▶ [Assignment]: Search the listing below for "USDT". Copy each matching line.

┌────────

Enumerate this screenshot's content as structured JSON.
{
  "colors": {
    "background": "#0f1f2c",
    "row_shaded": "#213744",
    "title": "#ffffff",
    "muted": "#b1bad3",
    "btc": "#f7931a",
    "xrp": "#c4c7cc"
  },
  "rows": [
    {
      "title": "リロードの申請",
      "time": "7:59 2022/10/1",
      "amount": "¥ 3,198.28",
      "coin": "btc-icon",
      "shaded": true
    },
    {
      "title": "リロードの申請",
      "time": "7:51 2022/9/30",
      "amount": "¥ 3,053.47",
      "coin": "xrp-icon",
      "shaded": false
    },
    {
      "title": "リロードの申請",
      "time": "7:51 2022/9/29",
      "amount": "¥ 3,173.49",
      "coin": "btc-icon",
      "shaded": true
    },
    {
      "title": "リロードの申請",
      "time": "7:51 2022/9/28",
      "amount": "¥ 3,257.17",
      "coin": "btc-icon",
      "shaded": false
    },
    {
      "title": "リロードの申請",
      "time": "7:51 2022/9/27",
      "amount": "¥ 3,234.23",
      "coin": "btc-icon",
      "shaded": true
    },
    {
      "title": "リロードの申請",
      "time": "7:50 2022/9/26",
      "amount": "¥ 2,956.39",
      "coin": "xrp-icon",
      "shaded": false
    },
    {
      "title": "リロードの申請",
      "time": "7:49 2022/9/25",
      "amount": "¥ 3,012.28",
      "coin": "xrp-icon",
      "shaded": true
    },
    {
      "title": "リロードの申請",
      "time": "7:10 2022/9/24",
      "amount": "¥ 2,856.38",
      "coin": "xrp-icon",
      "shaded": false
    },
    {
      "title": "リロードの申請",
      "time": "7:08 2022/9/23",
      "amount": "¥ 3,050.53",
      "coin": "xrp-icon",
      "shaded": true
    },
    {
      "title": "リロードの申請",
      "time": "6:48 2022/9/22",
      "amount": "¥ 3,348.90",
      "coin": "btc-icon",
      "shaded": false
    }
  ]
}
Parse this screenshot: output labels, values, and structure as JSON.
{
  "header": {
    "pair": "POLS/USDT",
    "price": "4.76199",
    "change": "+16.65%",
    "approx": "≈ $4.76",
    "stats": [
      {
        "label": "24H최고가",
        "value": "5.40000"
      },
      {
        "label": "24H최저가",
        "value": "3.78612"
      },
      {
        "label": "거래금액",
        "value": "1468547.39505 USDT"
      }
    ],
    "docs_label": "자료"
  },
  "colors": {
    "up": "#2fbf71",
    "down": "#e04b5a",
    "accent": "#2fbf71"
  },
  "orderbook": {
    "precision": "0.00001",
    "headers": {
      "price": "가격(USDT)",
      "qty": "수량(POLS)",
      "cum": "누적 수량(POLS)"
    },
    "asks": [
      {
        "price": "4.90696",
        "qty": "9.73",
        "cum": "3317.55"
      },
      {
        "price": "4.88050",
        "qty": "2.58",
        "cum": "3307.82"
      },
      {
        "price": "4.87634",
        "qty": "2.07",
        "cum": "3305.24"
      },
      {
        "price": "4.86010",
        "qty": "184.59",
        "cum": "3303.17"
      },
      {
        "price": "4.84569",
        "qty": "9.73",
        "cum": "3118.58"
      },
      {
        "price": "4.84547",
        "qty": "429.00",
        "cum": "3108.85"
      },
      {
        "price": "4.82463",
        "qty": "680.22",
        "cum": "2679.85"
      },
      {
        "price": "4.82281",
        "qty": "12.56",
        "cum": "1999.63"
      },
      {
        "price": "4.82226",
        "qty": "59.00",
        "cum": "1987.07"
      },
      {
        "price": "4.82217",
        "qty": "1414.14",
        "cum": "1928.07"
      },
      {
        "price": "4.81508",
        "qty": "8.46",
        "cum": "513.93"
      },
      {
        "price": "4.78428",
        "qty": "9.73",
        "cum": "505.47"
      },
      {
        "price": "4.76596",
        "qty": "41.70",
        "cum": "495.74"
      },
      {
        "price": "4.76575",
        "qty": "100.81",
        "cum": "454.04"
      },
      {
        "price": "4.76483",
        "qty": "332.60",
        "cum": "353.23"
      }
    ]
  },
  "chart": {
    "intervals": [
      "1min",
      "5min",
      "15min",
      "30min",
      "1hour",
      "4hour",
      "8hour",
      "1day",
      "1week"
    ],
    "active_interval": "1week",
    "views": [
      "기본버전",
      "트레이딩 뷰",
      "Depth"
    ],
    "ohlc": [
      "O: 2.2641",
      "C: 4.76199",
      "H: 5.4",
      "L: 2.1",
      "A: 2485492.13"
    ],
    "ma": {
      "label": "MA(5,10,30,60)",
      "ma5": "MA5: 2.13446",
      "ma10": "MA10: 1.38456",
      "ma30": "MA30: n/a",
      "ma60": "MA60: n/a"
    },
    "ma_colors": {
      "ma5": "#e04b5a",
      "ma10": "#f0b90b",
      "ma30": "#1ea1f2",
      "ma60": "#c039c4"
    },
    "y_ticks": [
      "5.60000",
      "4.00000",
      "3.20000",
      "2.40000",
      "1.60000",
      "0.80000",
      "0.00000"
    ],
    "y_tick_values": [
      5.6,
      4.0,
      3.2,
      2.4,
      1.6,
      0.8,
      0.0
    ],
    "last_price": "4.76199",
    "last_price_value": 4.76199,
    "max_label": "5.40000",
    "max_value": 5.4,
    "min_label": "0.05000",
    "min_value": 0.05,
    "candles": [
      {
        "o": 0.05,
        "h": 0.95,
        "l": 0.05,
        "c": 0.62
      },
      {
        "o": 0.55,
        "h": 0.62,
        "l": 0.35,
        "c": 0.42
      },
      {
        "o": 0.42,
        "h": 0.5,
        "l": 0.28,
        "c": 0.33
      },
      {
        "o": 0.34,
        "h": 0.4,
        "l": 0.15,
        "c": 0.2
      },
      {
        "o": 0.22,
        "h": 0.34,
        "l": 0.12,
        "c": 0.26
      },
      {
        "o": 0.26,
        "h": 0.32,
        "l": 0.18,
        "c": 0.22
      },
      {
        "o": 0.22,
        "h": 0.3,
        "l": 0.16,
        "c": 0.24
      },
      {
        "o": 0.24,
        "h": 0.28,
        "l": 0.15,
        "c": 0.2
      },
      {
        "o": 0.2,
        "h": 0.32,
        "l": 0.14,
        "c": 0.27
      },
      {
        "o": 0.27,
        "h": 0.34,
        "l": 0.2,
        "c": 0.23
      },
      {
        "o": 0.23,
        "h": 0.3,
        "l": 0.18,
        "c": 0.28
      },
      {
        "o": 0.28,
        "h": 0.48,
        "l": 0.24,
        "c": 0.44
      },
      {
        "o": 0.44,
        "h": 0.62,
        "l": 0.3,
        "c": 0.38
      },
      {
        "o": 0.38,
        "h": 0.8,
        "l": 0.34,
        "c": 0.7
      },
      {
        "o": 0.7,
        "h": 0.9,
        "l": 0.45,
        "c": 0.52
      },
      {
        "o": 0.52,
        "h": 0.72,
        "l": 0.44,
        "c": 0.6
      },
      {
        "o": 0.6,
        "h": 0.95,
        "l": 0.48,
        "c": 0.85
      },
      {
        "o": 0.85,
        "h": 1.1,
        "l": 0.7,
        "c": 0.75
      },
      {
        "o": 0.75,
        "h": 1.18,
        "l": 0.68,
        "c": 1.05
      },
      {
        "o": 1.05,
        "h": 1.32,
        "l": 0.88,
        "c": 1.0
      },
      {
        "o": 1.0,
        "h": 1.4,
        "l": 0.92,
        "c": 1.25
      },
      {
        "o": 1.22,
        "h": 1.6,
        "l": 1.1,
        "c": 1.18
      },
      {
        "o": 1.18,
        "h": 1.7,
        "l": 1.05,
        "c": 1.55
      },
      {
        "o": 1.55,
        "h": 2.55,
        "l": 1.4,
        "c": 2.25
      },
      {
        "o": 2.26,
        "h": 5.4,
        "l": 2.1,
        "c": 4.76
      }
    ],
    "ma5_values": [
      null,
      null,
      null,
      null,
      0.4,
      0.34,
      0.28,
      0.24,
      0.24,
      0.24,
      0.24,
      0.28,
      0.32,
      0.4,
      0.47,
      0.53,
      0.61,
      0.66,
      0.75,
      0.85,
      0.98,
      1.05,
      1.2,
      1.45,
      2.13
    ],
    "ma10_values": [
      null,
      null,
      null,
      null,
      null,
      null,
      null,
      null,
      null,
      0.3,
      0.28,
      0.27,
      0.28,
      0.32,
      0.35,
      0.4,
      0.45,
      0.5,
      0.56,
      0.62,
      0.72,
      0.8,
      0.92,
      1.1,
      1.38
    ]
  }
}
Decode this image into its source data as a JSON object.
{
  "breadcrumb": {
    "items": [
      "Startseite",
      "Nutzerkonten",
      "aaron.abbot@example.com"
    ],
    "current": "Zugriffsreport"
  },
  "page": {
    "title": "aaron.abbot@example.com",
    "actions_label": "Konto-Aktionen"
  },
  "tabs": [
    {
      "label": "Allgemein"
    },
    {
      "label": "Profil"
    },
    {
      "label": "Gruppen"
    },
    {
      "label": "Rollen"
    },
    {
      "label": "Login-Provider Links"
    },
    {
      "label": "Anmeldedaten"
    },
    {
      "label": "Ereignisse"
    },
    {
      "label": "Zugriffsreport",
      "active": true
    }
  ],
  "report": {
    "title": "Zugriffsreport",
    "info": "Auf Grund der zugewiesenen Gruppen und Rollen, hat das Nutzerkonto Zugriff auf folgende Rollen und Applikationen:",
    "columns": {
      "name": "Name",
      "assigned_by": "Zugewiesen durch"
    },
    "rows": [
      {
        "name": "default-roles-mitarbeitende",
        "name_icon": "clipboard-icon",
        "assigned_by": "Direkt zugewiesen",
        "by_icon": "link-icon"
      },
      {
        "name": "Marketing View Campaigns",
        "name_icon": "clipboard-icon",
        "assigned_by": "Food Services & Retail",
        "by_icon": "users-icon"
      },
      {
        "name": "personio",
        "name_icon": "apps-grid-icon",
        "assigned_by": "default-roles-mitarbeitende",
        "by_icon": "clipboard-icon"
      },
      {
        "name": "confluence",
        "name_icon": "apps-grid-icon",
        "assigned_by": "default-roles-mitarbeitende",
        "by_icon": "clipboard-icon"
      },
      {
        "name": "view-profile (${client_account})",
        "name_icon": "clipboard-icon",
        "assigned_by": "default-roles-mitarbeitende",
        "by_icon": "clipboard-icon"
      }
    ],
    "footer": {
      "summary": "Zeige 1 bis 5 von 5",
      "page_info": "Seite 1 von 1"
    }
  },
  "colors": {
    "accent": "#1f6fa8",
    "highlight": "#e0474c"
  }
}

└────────

▶ [Worked solution]:
    "pair": "POLS/USDT",
        "value": "1468547.39505 USDT"
      "price": "가격(USDT)",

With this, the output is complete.